  5. WestJet Changes the Rules

    Wow! Really? Westjet now has fares with no change fees? How innovative!
  6. Air Canada Soars to record profit

    Very good BNN commentary; http://www.bnn.ca/video/mccreath-air-canada-had-a-slam-dunk-blowout-quarter~1179126
  7. whats that noise???

    Even better; "Gun's not loaded. See?" Before deciding to prove this fact by pointing the gun at his own face and pulling the trigger - died instantly since the gun actually was loaded. Johnny Ace - 1954.
  8. Not Political, Non Aviation

    All of the issues listed above come down to the same thing in the end; post-modern self-entitlement.
  9. The difference is that, according to the laws as they exist now, children born overseas to a Canadian parent automatically have Canadian citizenship. We can either try to integrate them now or wait until they are adults and they come knocking after spending their entire childhood growing up in Afganisyriawackistan - which is better?
  10. http://www.cbc.ca/news/canada/manitoba/kenny-shields-death-winnipeg-1.4215682 https://en.wikipedia.org/wiki/Streetheart_(band)
  11. Isn't that guy dead yet?
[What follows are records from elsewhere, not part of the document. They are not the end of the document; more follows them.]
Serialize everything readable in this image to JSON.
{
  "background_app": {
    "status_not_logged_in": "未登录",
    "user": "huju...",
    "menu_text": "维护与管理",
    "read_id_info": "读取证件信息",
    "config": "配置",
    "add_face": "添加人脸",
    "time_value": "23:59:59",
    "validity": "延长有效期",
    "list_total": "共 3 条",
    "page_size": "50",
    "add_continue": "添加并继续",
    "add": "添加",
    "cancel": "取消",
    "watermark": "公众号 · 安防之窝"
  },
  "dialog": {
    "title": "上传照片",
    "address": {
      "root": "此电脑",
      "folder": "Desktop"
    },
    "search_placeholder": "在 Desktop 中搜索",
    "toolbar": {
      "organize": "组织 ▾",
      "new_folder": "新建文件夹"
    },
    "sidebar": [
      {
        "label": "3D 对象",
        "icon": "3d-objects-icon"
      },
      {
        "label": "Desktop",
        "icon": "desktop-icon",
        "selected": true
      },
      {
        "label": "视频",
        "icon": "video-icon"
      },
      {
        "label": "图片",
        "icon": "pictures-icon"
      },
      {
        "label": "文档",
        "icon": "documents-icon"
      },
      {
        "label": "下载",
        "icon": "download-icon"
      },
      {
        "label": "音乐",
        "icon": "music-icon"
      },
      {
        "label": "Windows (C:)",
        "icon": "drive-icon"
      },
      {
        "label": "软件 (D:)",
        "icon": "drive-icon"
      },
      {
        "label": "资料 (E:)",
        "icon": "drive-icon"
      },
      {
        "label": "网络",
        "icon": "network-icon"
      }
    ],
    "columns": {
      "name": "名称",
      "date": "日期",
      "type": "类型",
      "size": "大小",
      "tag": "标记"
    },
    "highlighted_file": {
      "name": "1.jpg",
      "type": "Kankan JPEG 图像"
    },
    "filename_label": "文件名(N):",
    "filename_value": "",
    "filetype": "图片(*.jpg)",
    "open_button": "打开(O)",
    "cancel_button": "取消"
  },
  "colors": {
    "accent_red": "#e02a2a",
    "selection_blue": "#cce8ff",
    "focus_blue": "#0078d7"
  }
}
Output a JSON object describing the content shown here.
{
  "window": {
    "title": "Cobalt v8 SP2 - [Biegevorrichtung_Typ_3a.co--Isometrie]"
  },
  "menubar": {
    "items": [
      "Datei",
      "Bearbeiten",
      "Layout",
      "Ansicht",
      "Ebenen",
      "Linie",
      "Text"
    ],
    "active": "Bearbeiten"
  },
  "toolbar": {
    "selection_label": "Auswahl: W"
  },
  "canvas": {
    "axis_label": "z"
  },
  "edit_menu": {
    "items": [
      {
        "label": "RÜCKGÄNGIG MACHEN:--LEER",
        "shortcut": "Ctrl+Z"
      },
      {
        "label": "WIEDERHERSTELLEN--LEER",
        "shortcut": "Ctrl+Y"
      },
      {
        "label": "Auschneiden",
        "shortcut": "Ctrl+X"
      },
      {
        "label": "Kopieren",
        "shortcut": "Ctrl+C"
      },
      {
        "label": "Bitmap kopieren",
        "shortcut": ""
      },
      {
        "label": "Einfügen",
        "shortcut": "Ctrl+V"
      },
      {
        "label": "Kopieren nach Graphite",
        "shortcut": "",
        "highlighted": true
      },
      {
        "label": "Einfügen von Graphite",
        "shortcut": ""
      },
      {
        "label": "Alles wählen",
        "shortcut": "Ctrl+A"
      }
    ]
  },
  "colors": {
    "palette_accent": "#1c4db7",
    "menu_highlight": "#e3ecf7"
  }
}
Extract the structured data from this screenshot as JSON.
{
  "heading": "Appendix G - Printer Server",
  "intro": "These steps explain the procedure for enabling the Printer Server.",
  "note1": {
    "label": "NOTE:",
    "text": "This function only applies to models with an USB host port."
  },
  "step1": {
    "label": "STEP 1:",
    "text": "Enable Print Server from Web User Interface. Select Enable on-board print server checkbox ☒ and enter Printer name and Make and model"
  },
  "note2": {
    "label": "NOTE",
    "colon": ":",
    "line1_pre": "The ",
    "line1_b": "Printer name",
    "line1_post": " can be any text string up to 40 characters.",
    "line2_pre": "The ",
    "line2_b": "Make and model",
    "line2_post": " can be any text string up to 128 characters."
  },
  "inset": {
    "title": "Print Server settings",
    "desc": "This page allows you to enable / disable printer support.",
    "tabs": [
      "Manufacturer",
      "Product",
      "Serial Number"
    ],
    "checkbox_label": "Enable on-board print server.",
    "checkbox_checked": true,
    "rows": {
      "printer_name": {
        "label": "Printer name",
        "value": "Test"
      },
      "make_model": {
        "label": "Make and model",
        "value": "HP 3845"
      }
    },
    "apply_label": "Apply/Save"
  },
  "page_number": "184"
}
Not that I wish he was dead, it's just that I've been listening to stories about how great he is for my entire life and I'm getting old myself.
  12. Well, that'll teach me to dash off a quick post without adding all the caveats, exceptions, explanations and justifications. The last two jets I flew did not pitch up with added thrust. In fact it's been so long since I flew one that did I even forgot to add that part.
  13. Yikes! And how much damage in the overrun? (from landing in Mont Joli)
  14. Yes, thrust taking you uphill does no good. The little scenario I'm imagining has speed low and aircraft not climbing, thrust added as the nose falls. You don't have to wait until the nose is down to add thrust only until you are no longer climbing and the nose is falling. Anyway, more than 60 degrees, maybe, probably not needed. Might be more, might be less. The "80 degrees nose up" was meant to be hyperbole.
  15. Take a "normal" abnormal situation; ATC neglects to mention you'll pass 5 miles behind the "Super" for example and you find yourself in an upset - 80 degrees noseup. The trained, but inexperienced, pilot could follow the "upset recovery guidance" and save the aircraft. He may not understand exactly what happened or why what he did worked but doesn't matter. The trained, experienced guy would add thrust, roll to 60 degrees of bank to unload the wing and as the nose drops back toward the horizon roll level - also saves the aircraft. Now take an "abnormal" abnormal; all the probes freeze up for example and the aircraft gets upset; the inexperienced guy who "needs" the guidance might be lost. The experienced guy who understands the aerodynamics would save the aircraft (we hope). That's speaking in generalities of course. There are plenty of inexperienced guys who are sharp enough to handle whatever comes along and certainly more than a few old, high time pilots who might struggle but, all things being equal, experience and training beats "if something happens follow this guidance."